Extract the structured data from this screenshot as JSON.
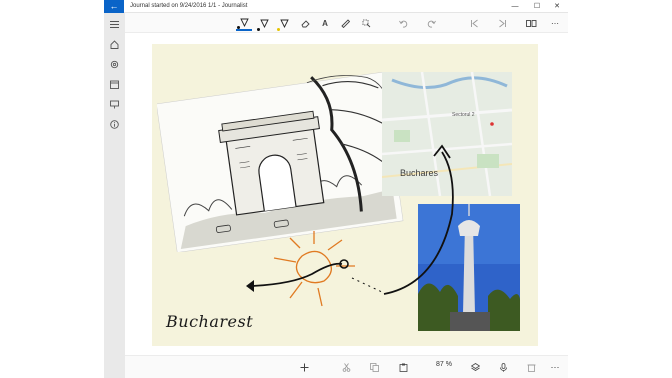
{
  "window": {
    "title": "Journal started on 9/24/2016 1/1 - Journalist",
    "controls": {
      "minimize": "—",
      "maximize": "☐",
      "close": "✕"
    }
  },
  "toolbar": {
    "tools": [
      {
        "name": "pen-black",
        "color": "#111111"
      },
      {
        "name": "pen-black-2",
        "color": "#111111"
      },
      {
        "name": "highlighter-yellow",
        "color": "#e6c400"
      },
      {
        "name": "eraser"
      },
      {
        "name": "text-tool",
        "glyph": "A"
      },
      {
        "name": "ruler"
      },
      {
        "name": "lasso"
      },
      {
        "name": "undo"
      },
      {
        "name": "redo"
      },
      {
        "name": "previous-page"
      },
      {
        "name": "next-page"
      },
      {
        "name": "page-view"
      },
      {
        "name": "more"
      }
    ],
    "more_label": "⋯"
  },
  "journal": {
    "map_label": "Buchares",
    "map_sector_label": "Sectorul 2",
    "caption": "Bucharest"
  },
  "bottombar": {
    "zoom": "87 %",
    "more_label": "⋯"
  },
  "colors": {
    "accent": "#0a64c8",
    "page": "#f5f3dc",
    "sun": "#e07a22",
    "sky": "#2f63c9"
  }
}
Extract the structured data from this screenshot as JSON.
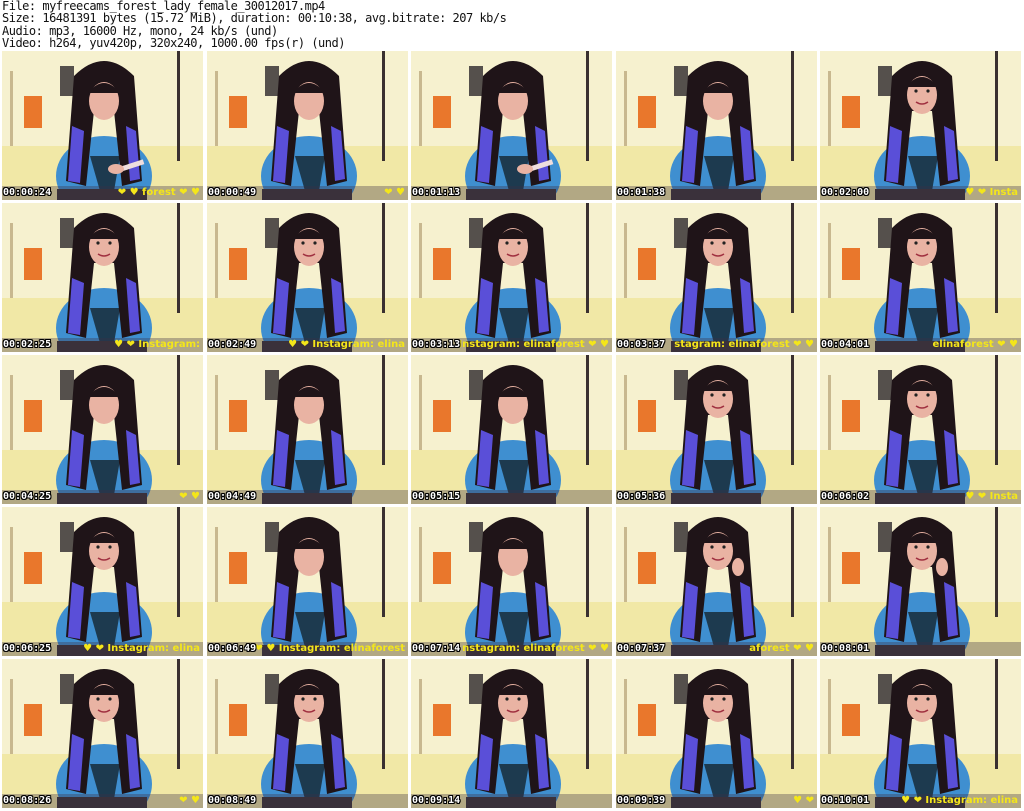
{
  "meta": {
    "file_line": "File: myfreecams_forest_lady_female_30012017.mp4",
    "size_line": "Size: 16481391 bytes (15.72 MiB), duration: 00:10:38, avg.bitrate: 207 kb/s",
    "audio_line": "Audio: mp3, 16000 Hz, mono, 24 kb/s (und)",
    "video_line": "Video: h264, yuv420p, 320x240, 1000.00 fps(r) (und)"
  },
  "colors": {
    "overlay_text": "#f4e61a",
    "shirt": "#3f8fd0",
    "hair": "#1f1418",
    "hair_highlight": "#5a4fd8",
    "wall": "#f6f1cf",
    "door": "#e9772c",
    "skin": "#e9b3a3"
  },
  "thumbnails": [
    {
      "time": "00:00:24",
      "overlay": "❤ ♥ forest ❤ ♥",
      "pose": "phone"
    },
    {
      "time": "00:00:49",
      "overlay": "❤ ♥",
      "pose": "down"
    },
    {
      "time": "00:01:13",
      "overlay": "",
      "pose": "phone"
    },
    {
      "time": "00:01:38",
      "overlay": "",
      "pose": "down"
    },
    {
      "time": "00:02:00",
      "overlay": "♥ ❤ Insta",
      "pose": "smile"
    },
    {
      "time": "00:02:25",
      "overlay": "♥ ❤ Instagram:",
      "pose": "smile"
    },
    {
      "time": "00:02:49",
      "overlay": "♥ ❤ Instagram: elina",
      "pose": "smile"
    },
    {
      "time": "00:03:13",
      "overlay": "Instagram: elinaforest ❤ ♥",
      "pose": "smile"
    },
    {
      "time": "00:03:37",
      "overlay": "stagram: elinaforest ❤ ♥",
      "pose": "smile"
    },
    {
      "time": "00:04:01",
      "overlay": "elinaforest ❤ ♥",
      "pose": "smile"
    },
    {
      "time": "00:04:25",
      "overlay": "❤ ♥",
      "pose": "down"
    },
    {
      "time": "00:04:49",
      "overlay": "",
      "pose": "down"
    },
    {
      "time": "00:05:15",
      "overlay": "",
      "pose": "down"
    },
    {
      "time": "00:05:36",
      "overlay": "",
      "pose": "smile"
    },
    {
      "time": "00:06:02",
      "overlay": "♥ ❤ Insta",
      "pose": "smile"
    },
    {
      "time": "00:06:25",
      "overlay": "♥ ❤ Instagram: elina",
      "pose": "smile"
    },
    {
      "time": "00:06:49",
      "overlay": "❤ ♥ Instagram: elinaforest",
      "pose": "down"
    },
    {
      "time": "00:07:14",
      "overlay": "nstagram: elinaforest ❤ ♥",
      "pose": "down"
    },
    {
      "time": "00:07:37",
      "overlay": "aforest ❤ ♥",
      "pose": "hand"
    },
    {
      "time": "00:08:01",
      "overlay": "",
      "pose": "hand"
    },
    {
      "time": "00:08:26",
      "overlay": "❤ ♥",
      "pose": "smile"
    },
    {
      "time": "00:08:49",
      "overlay": "",
      "pose": "smile"
    },
    {
      "time": "00:09:14",
      "overlay": "",
      "pose": "smile"
    },
    {
      "time": "00:09:39",
      "overlay": "♥ ❤",
      "pose": "smile"
    },
    {
      "time": "00:10:01",
      "overlay": "♥ ❤ Instagram: elina",
      "pose": "smile"
    }
  ]
}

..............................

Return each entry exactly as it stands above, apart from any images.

Extract the structured data from this screenshot as JSON.
{
  "window": {
    "title": "Journal started on 9/24/2016 1/1 - Journalist",
    "controls": {
      "minimize": "—",
      "maximize": "☐",
      "close": "✕"
    }
  },
  "toolbar": {
    "tools": [
      {
        "name": "pen-black",
        "color": "#111111"
      },
      {
        "name": "pen-black-2",
        "color": "#111111"
      },
      {
        "name": "highlighter-yellow",
        "color": "#e6c400"
      },
      {
        "name": "eraser"
      },
      {
        "name": "text-tool",
        "glyph": "A"
      },
      {
        "name": "ruler"
      },
      {
        "name": "lasso"
      },
      {
        "name": "undo"
      },
      {
        "name": "redo"
      },
      {
        "name": "previous-page"
      },
      {
        "name": "next-page"
      },
      {
        "name": "page-view"
      },
      {
        "name": "more"
      }
    ],
    "more_label": "⋯"
  },
  "journal": {
    "map_label": "Buchares",
    "map_sector_label": "Sectorul 2",
    "caption": "Bucharest"
  },
  "bottombar": {
    "zoom": "87 %",
    "more_label": "⋯"
  },
  "colors": {
    "accent": "#0a64c8",
    "page": "#f5f3dc",
    "sun": "#e07a22",
    "sky": "#2f63c9"
  }
}
Extract the structured data from this screenshot as JSON.
{
  "meta": {
    "file_line": "File: myfreecams_forest_lady_female_30012017.mp4",
    "size_line": "Size: 16481391 bytes (15.72 MiB), duration: 00:10:38, avg.bitrate: 207 kb/s",
    "audio_line": "Audio: mp3, 16000 Hz, mono, 24 kb/s (und)",
    "video_line": "Video: h264, yuv420p, 320x240, 1000.00 fps(r) (und)"
  },
  "colors": {
    "overlay_text": "#f4e61a",
    "shirt": "#3f8fd0",
    "hair": "#1f1418",
    "hair_highlight": "#5a4fd8",
    "wall": "#f6f1cf",
    "door": "#e9772c",
    "skin": "#e9b3a3"
  },
  "thumbnails": [
    {
      "time": "00:00:24",
      "overlay": "❤ ♥ forest ❤ ♥",
      "pose": "phone"
    },
    {
      "time": "00:00:49",
      "overlay": "❤ ♥",
      "pose": "down"
    },
    {
      "time": "00:01:13",
      "overlay": "",
      "pose": "phone"
    },
    {
      "time": "00:01:38",
      "overlay": "",
      "pose": "down"
    },
    {
      "time": "00:02:00",
      "overlay": "♥ ❤ Insta",
      "pose": "smile"
    },
    {
      "time": "00:02:25",
      "overlay": "♥ ❤ Instagram:",
      "pose": "smile"
    },
    {
      "time": "00:02:49",
      "overlay": "♥ ❤ Instagram: elina",
      "pose": "smile"
    },
    {
      "time": "00:03:13",
      "overlay": "Instagram: elinaforest ❤ ♥",
      "pose": "smile"
    },
    {
      "time": "00:03:37",
      "overlay": "stagram: elinaforest ❤ ♥",
      "pose": "smile"
    },
    {
      "time": "00:04:01",
      "overlay": "elinaforest ❤ ♥",
      "pose": "smile"
    },
    {
      "time": "00:04:25",
      "overlay": "❤ ♥",
      "pose": "down"
    },
    {
      "time": "00:04:49",
      "overlay": "",
      "pose": "down"
    },
    {
      "time": "00:05:15",
      "overlay": "",
      "pose": "down"
    },
    {
      "time": "00:05:36",
      "overlay": "",
      "pose": "smile"
    },
    {
      "time": "00:06:02",
      "overlay": "♥ ❤ Insta",
      "pose": "smile"
    },
    {
      "time": "00:06:25",
      "overlay": "♥ ❤ Instagram: elina",
      "pose": "smile"
    },
    {
      "time": "00:06:49",
      "overlay": "❤ ♥ Instagram: elinaforest",
      "pose": "down"
    },
    {
      "time": "00:07:14",
      "overlay": "nstagram: elinaforest ❤ ♥",
      "pose": "down"
    },
    {
      "time": "00:07:37",
      "overlay": "aforest ❤ ♥",
      "pose": "hand"
    },
    {
      "time": "00:08:01",
      "overlay": "",
      "pose": "hand"
    },
    {
      "time": "00:08:26",
      "overlay": "❤ ♥",
      "pose": "smile"
    },
    {
      "time": "00:08:49",
      "overlay": "",
      "pose": "smile"
    },
    {
      "time": "00:09:14",
      "overlay": "",
      "pose": "smile"
    },
    {
      "time": "00:09:39",
      "overlay": "♥ ❤",
      "pose": "smile"
    },
    {
      "time": "00:10:01",
      "overlay": "♥ ❤ Instagram: elina",
      "pose": "smile"
    }
  ]
}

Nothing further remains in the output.